* SOURCE INFORMATION *
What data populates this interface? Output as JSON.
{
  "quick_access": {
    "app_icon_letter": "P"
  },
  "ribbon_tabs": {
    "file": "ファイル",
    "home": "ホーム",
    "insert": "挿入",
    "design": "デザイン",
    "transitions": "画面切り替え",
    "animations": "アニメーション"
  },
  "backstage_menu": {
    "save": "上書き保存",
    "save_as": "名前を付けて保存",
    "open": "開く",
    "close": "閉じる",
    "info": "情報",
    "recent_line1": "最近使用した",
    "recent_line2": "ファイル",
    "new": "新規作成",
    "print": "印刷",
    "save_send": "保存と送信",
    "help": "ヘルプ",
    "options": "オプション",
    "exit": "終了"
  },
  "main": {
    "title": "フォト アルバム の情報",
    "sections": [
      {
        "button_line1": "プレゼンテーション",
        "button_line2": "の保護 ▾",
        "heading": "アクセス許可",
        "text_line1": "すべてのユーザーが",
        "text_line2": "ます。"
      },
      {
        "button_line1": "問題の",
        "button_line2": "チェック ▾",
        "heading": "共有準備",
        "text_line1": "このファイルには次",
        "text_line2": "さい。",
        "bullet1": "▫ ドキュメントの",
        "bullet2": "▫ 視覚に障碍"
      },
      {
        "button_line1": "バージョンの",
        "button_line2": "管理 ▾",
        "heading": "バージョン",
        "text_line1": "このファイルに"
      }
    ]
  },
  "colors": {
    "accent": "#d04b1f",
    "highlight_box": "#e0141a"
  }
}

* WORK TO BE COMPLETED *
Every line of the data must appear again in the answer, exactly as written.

* WRITTEN ANSWER *
What data populates this interface? Output as JSON.
{
  "quick_access": {
    "app_icon_letter": "P"
  },
  "ribbon_tabs": {
    "file": "ファイル",
    "home": "ホーム",
    "insert": "挿入",
    "design": "デザイン",
    "transitions": "画面切り替え",
    "animations": "アニメーション"
  },
  "backstage_menu": {
    "save": "上書き保存",
    "save_as": "名前を付けて保存",
    "open": "開く",
    "close": "閉じる",
    "info": "情報",
    "recent_line1": "最近使用した",
    "recent_line2": "ファイル",
    "new": "新規作成",
    "print": "印刷",
    "save_send": "保存と送信",
    "help": "ヘルプ",
    "options": "オプション",
    "exit": "終了"
  },
  "main": {
    "title": "フォト アルバム の情報",
    "sections": [
      {
        "button_line1": "プレゼンテーション",
        "button_line2": "の保護 ▾",
        "heading": "アクセス許可",
        "text_line1": "すべてのユーザーが",
        "text_line2": "ます。"
      },
      {
        "button_line1": "問題の",
        "button_line2": "チェック ▾",
        "heading": "共有準備",
        "text_line1": "このファイルには次",
        "text_line2": "さい。",
        "bullet1": "▫ ドキュメントの",
        "bullet2": "▫ 視覚に障碍"
      },
      {
        "button_line1": "バージョンの",
        "button_line2": "管理 ▾",
        "heading": "バージョン",
        "text_line1": "このファイルに"
      }
    ]
  },
  "colors": {
    "accent": "#d04b1f",
    "highlight_box": "#e0141a"
  }
}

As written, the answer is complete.